__The data__:
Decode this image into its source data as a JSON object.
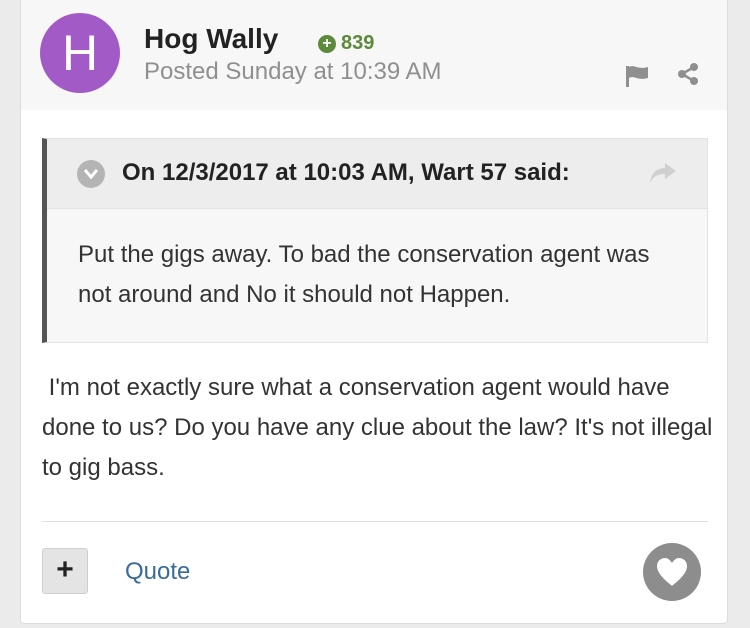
{
  "post": {
    "avatar_letter": "H",
    "avatar_color": "#a25bc6",
    "author": "Hog Wally",
    "reputation": "839",
    "posted": "Posted Sunday at 10:39 AM",
    "quote": {
      "citation": "On 12/3/2017 at 10:03 AM, Wart 57 said:",
      "text": "Put the gigs away. To bad the conservation agent was not around and No it should not Happen."
    },
    "body": " I'm not exactly sure what a conservation agent would have done to us? Do you have any clue about the law? It's not illegal to gig bass.",
    "actions": {
      "plus_label": "+",
      "quote_label": "Quote"
    }
  },
  "colors": {
    "reputation_green": "#5c8a3a",
    "link_blue": "#3a6c98",
    "quote_border": "#555555"
  },
  "icons": {
    "flag": "flag-icon",
    "share": "share-icon",
    "quote_toggle": "chevron-down-icon",
    "quote_share": "reply-arrow-icon",
    "like": "heart-icon",
    "reputation": "plus-circle-icon"
  }
}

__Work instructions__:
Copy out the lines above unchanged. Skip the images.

__Answer section__:
Decode this image into its source data as a JSON object.
{
  "post": {
    "avatar_letter": "H",
    "avatar_color": "#a25bc6",
    "author": "Hog Wally",
    "reputation": "839",
    "posted": "Posted Sunday at 10:39 AM",
    "quote": {
      "citation": "On 12/3/2017 at 10:03 AM, Wart 57 said:",
      "text": "Put the gigs away. To bad the conservation agent was not around and No it should not Happen."
    },
    "body": " I'm not exactly sure what a conservation agent would have done to us? Do you have any clue about the law? It's not illegal to gig bass.",
    "actions": {
      "plus_label": "+",
      "quote_label": "Quote"
    }
  },
  "colors": {
    "reputation_green": "#5c8a3a",
    "link_blue": "#3a6c98",
    "quote_border": "#555555"
  },
  "icons": {
    "flag": "flag-icon",
    "share": "share-icon",
    "quote_toggle": "chevron-down-icon",
    "quote_share": "reply-arrow-icon",
    "like": "heart-icon",
    "reputation": "plus-circle-icon"
  }
}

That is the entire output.